▼
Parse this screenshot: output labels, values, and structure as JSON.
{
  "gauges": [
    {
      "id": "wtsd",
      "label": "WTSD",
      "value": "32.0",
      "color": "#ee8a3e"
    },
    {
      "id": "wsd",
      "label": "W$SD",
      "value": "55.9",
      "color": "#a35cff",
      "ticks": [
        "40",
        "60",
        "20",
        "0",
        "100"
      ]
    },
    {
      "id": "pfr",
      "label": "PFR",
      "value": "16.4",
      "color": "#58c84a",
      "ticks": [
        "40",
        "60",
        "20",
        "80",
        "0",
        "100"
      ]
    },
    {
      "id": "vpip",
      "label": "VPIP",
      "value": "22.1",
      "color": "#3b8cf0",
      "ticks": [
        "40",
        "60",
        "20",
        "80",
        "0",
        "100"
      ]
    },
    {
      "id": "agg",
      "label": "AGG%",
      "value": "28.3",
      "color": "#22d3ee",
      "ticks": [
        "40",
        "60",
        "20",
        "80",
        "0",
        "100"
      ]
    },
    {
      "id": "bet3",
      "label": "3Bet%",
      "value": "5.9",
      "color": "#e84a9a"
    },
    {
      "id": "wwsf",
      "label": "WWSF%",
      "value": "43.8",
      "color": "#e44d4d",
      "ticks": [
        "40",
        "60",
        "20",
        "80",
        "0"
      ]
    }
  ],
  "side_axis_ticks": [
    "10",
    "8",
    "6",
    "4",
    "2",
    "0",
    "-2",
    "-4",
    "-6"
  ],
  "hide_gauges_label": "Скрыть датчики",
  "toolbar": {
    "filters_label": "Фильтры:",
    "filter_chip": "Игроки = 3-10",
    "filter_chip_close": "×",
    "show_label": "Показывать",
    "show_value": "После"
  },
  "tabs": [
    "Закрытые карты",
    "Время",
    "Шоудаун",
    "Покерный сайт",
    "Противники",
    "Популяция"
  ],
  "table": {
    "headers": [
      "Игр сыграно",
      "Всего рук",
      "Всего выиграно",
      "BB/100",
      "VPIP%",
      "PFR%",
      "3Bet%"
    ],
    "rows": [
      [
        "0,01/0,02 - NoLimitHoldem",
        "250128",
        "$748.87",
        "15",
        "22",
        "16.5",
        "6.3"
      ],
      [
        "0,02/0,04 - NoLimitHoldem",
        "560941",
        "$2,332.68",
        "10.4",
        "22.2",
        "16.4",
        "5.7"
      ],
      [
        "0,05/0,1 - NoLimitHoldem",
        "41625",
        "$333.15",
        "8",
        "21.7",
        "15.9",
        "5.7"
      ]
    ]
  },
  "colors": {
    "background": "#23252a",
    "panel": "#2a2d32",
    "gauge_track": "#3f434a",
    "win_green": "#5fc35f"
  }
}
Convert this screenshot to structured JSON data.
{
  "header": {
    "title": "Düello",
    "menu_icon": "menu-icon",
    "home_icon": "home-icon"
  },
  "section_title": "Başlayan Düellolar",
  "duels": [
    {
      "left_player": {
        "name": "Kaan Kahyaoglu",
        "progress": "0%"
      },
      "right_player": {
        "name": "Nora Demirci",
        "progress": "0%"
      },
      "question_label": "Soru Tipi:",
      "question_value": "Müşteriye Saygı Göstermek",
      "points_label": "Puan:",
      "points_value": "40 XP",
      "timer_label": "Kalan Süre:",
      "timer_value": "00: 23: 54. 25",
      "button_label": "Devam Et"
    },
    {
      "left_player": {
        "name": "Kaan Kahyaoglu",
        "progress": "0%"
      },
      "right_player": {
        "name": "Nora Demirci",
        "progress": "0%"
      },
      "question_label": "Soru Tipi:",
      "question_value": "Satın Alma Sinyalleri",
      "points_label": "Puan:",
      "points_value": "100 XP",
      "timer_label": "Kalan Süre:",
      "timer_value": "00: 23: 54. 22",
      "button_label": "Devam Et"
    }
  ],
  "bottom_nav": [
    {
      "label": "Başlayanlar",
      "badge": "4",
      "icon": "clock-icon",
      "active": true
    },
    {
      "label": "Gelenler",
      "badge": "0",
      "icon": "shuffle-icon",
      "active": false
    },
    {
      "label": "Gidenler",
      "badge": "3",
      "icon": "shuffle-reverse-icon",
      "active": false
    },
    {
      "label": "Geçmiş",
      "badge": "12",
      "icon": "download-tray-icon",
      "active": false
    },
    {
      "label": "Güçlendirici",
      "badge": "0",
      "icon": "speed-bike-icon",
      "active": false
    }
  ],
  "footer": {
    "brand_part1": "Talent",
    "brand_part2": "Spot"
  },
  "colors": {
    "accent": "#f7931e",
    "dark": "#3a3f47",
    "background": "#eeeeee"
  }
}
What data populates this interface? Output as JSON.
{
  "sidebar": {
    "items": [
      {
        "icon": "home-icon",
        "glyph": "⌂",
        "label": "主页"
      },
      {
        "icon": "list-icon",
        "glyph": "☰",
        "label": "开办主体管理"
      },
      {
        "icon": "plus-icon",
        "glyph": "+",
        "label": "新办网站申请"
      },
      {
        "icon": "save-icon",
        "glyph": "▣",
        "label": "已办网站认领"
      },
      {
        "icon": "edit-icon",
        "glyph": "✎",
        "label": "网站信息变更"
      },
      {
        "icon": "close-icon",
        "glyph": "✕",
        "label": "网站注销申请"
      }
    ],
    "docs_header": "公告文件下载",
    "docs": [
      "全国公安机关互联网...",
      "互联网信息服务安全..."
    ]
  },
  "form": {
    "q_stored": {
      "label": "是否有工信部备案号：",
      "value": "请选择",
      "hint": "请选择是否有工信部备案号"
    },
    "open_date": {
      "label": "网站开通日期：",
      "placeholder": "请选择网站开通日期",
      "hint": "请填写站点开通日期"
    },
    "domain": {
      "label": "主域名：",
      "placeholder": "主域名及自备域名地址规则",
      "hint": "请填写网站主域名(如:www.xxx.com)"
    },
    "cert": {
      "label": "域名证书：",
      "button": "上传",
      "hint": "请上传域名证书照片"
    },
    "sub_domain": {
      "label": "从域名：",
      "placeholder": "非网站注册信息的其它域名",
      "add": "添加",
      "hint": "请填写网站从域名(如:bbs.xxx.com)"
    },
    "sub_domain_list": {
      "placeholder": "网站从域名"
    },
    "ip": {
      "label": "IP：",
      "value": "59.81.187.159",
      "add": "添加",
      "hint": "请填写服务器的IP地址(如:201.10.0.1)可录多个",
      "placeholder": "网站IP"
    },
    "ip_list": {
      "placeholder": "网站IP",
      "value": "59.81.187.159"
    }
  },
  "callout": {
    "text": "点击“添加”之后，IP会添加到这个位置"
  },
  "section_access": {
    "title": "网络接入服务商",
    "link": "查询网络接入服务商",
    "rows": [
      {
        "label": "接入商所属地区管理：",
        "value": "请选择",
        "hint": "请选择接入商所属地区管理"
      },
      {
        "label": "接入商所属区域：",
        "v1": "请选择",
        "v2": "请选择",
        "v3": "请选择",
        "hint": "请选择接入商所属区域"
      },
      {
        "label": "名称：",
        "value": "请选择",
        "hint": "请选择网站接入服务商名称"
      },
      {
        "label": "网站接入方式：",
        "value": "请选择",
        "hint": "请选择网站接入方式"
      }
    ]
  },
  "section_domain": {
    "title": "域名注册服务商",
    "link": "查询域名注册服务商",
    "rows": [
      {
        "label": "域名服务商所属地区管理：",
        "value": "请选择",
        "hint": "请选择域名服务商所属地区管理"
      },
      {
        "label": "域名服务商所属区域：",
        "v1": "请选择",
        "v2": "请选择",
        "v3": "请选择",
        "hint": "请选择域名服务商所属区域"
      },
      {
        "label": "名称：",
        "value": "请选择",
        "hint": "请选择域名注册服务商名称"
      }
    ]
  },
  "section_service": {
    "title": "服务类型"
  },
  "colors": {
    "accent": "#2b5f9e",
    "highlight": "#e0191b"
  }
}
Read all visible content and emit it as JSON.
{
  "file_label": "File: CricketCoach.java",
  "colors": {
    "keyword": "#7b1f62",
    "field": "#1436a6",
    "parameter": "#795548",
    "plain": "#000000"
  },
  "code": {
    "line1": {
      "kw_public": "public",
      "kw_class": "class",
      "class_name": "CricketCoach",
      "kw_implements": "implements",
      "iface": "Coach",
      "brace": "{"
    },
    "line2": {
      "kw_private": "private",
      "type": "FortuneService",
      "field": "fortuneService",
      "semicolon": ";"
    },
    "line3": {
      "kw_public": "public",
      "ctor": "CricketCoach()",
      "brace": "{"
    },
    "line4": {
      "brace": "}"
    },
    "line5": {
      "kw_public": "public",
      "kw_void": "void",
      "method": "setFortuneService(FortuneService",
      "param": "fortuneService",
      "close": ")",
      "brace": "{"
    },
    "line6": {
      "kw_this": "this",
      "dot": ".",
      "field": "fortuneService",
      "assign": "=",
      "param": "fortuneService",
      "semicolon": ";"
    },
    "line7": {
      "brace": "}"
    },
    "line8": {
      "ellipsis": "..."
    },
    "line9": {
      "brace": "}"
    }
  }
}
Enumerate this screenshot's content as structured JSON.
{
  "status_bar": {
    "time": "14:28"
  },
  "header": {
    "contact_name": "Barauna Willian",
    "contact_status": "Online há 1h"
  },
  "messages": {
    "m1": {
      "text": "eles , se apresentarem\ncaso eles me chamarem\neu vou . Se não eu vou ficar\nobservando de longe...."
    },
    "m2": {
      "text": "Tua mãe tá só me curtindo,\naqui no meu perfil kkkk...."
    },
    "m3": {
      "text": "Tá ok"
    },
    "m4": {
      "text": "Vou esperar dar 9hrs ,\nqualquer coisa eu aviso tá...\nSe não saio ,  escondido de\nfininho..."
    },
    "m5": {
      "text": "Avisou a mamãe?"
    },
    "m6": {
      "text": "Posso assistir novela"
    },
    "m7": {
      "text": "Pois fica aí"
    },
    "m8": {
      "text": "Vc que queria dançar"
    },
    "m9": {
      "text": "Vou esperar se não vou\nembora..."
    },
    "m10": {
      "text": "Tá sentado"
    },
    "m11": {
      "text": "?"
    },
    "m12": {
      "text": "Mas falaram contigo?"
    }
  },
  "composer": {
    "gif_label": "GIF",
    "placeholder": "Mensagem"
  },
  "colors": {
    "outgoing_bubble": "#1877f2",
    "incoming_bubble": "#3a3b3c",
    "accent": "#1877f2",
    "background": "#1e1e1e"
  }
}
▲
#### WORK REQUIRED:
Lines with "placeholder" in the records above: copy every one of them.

#### SOLUTION FOR THIS PROBLEM:
      "placeholder": "请选择网站开通日期",
      "placeholder": "主域名及自备域名地址规则",
      "placeholder": "非网站注册信息的其它域名",
      "placeholder": "网站从域名"
      "placeholder": "网站IP"
      "placeholder": "网站IP",
    "placeholder": "Mensagem"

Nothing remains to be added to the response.